Hmm, this plot sounds somewhat familiar: A physics technician from the University of Bristol has been sentenced to 18 months in jail after using equipment in the university's lab to prepare more than $15,000 worth of cocaine for sale on the city's streets.
As the Bristol Post is reporting, Timothy Newbury, along with former solider Nicholas Avery, sought out the lab's hydraulic press. Newbury was a lab technician at the university's physics department, giving him easy access to the equipment.
Normally, these presses are used to straighten, stamp, and bend metal for general shop work. But in a physics lab it can produce all kinds of flat and compressed objects — which is exactly what the team used it for; after cutting the cocaine with other substances, the dynamic duo then employed the press to convert the drug into a highly compressed block for distribution.
They basically turned the university lab into their own pressing workshop. During the trial, closed-caption TV showed Newbury and Avery going to the lab.

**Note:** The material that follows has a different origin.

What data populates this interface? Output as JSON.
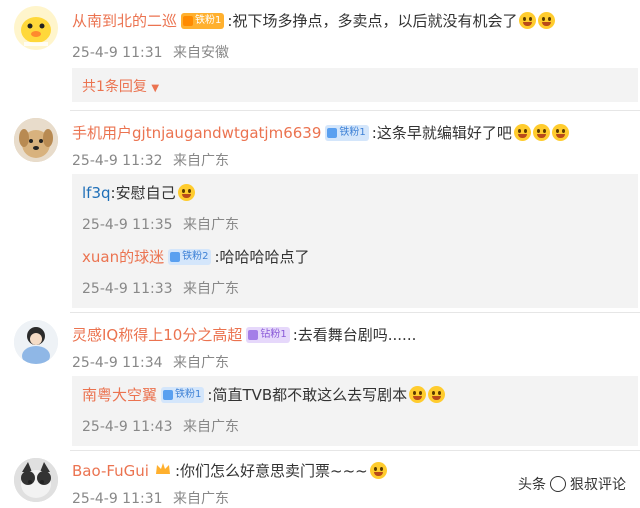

But unfortunately for them, they were later stopped by police and found to be in possession of the cocaine. After searching Avery's residence, officers discovered almost 750g of high-purity cocaine worth about $306,000.
Avery pleaded guilty at Bristol Crown Court to two counts of possessing cocaine with intent to supply and was jailed for five years. Newbury only received an 18 month sentence after successfully arguing that he had no other involvement in the operation.
Image: This Bristol.